Exercise brief: Check each line of the material below for the word "meta". Say how many lines have it, and nothing else.

Provided data:
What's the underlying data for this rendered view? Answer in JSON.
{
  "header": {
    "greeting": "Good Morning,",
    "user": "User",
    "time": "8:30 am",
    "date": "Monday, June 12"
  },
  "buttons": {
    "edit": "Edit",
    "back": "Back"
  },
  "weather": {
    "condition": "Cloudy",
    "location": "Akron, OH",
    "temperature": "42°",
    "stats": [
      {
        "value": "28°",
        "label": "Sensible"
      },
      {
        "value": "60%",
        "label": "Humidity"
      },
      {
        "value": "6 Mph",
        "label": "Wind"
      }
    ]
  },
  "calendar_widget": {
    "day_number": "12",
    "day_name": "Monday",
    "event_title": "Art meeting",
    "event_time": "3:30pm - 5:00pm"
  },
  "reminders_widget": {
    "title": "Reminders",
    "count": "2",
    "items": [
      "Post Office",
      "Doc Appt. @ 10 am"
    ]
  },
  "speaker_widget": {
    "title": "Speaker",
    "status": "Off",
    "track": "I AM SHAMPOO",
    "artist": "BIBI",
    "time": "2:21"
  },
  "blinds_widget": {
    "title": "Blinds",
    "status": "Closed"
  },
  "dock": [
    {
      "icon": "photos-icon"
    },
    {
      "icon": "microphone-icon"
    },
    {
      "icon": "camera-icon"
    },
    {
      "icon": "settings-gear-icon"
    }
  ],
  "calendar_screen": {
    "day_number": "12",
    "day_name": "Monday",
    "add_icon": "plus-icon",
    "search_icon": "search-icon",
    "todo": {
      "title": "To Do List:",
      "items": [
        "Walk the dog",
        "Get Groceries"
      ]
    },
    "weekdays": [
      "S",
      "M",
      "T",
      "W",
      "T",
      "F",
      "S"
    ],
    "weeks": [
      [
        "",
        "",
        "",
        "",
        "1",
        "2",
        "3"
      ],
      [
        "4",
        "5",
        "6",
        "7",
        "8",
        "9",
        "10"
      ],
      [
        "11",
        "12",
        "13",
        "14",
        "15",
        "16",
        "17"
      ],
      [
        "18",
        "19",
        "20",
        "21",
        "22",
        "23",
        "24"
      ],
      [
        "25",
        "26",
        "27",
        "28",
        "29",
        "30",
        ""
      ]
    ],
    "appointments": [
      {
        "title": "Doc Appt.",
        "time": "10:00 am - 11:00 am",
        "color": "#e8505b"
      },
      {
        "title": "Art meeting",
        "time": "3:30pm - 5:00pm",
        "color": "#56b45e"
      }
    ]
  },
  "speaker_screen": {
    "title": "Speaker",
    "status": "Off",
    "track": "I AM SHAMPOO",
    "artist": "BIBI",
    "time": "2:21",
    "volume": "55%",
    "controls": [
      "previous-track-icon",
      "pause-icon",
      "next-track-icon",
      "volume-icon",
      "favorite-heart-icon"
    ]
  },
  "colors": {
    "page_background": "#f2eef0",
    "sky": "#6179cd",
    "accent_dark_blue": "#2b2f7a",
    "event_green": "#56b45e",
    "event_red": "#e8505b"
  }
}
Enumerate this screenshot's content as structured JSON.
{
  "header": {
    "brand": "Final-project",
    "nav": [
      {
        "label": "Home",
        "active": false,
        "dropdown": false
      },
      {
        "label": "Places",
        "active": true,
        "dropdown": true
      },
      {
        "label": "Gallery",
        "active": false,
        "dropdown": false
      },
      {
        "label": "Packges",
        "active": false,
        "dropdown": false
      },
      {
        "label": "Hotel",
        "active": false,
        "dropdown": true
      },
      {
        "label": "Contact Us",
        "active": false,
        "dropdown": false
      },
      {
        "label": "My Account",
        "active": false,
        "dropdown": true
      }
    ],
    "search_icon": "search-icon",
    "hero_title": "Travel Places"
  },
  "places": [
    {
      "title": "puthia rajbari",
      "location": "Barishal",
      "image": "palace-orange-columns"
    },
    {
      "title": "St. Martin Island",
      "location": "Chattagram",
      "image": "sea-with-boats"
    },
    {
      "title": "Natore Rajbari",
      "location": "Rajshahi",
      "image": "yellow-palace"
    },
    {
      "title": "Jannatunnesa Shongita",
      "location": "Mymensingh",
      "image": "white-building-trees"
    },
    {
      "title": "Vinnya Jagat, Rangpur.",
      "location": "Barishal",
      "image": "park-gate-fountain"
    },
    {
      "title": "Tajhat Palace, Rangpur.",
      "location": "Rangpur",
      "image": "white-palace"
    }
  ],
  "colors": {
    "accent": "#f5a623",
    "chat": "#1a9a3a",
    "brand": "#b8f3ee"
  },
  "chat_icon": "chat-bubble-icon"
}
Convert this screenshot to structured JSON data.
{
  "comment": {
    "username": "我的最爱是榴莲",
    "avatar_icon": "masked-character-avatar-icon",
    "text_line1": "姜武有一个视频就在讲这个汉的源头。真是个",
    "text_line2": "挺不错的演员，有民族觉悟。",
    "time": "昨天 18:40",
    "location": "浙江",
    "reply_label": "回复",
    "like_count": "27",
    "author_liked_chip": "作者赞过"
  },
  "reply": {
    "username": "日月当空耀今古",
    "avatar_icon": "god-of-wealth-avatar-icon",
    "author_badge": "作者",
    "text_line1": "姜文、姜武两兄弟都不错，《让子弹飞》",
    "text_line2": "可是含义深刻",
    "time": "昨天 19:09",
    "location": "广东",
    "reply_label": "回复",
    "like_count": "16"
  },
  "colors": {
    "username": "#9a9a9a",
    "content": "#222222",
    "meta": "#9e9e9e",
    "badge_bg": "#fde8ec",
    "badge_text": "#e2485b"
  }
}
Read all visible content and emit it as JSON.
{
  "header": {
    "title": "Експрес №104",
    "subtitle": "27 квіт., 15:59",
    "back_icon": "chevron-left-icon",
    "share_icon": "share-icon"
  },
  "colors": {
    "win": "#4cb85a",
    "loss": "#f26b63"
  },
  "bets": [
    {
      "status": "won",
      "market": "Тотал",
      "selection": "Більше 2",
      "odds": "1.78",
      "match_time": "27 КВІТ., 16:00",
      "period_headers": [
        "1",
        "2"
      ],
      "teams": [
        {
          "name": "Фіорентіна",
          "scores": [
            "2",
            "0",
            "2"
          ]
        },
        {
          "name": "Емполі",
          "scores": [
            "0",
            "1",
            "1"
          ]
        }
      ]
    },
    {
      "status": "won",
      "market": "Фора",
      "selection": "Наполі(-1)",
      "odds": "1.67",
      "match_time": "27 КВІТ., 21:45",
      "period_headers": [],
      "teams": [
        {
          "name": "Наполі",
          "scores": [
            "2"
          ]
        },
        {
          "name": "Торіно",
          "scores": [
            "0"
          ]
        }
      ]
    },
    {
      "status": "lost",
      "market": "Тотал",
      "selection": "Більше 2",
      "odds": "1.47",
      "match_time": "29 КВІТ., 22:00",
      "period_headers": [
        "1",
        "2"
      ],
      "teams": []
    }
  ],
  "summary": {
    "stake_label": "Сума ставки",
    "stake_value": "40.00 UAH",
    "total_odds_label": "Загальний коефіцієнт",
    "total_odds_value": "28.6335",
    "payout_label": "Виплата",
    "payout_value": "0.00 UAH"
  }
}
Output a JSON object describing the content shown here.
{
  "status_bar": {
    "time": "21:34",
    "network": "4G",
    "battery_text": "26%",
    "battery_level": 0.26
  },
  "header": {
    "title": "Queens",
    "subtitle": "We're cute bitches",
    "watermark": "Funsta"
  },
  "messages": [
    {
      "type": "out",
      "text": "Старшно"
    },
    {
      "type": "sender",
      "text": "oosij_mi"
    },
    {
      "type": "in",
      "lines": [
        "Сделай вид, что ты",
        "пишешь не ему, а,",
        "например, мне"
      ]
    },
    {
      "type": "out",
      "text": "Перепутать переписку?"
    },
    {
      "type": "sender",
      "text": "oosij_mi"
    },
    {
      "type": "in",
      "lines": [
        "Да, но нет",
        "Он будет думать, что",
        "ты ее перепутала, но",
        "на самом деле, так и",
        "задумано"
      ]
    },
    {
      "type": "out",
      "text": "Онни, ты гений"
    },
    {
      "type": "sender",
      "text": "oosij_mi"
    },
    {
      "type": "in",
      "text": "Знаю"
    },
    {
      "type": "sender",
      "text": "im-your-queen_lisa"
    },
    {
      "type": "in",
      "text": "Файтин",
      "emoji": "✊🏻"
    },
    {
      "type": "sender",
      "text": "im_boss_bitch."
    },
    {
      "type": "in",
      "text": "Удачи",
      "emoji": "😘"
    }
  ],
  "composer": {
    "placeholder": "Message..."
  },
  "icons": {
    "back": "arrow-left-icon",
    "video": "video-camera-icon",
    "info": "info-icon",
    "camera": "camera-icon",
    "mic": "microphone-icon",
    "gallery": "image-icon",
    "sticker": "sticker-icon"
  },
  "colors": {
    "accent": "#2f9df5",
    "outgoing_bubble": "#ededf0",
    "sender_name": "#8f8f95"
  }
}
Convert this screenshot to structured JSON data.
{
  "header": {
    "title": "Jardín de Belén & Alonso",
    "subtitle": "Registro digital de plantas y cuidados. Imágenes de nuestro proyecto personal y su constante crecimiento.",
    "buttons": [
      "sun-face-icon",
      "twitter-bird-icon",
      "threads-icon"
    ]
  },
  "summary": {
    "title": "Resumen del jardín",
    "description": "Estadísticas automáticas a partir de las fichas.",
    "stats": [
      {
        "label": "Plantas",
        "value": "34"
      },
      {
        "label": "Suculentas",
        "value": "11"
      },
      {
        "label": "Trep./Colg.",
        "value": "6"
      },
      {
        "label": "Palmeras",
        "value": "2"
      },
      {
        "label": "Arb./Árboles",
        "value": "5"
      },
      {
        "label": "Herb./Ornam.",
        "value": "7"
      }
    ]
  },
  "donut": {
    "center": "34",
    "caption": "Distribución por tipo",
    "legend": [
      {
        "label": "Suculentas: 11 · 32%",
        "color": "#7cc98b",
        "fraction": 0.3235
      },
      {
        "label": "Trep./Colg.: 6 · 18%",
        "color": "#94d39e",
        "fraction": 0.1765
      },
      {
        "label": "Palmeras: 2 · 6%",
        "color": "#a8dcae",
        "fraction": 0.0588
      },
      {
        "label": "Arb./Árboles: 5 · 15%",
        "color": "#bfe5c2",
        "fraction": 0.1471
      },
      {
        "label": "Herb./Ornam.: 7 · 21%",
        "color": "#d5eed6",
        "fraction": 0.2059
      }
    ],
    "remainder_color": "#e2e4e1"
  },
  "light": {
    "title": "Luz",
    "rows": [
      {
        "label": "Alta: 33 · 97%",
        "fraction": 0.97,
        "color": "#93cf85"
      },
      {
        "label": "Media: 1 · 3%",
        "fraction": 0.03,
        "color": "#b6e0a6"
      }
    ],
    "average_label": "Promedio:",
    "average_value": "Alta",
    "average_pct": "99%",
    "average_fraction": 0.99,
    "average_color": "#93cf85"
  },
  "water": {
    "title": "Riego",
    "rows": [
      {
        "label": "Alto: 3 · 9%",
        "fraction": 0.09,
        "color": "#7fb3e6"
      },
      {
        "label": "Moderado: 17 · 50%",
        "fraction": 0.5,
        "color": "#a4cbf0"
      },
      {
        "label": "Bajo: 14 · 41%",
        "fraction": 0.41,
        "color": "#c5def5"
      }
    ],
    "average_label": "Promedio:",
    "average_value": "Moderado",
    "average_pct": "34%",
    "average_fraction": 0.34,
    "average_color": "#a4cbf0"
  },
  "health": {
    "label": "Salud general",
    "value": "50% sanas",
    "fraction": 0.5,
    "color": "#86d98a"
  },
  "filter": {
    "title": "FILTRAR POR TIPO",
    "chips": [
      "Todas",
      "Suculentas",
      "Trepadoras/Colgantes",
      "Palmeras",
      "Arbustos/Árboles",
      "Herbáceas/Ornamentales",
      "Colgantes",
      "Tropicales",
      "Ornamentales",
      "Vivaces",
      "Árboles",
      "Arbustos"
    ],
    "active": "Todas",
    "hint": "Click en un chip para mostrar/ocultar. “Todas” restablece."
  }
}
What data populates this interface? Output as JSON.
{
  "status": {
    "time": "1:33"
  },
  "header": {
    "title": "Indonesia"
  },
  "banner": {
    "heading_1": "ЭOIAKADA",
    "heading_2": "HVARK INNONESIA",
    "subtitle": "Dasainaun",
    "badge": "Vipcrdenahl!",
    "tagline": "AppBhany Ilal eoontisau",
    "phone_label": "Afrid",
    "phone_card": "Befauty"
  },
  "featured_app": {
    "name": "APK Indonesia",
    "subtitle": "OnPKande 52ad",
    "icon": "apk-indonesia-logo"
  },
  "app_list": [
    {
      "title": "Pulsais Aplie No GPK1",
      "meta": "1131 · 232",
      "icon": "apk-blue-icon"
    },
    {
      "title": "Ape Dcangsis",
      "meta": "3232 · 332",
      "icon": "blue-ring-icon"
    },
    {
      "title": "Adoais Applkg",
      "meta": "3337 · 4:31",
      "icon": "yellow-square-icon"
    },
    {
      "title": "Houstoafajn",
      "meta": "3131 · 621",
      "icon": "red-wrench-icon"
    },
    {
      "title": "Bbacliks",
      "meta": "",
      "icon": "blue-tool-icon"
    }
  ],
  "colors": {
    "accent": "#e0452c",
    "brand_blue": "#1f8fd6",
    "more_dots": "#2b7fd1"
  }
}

Finished task: 6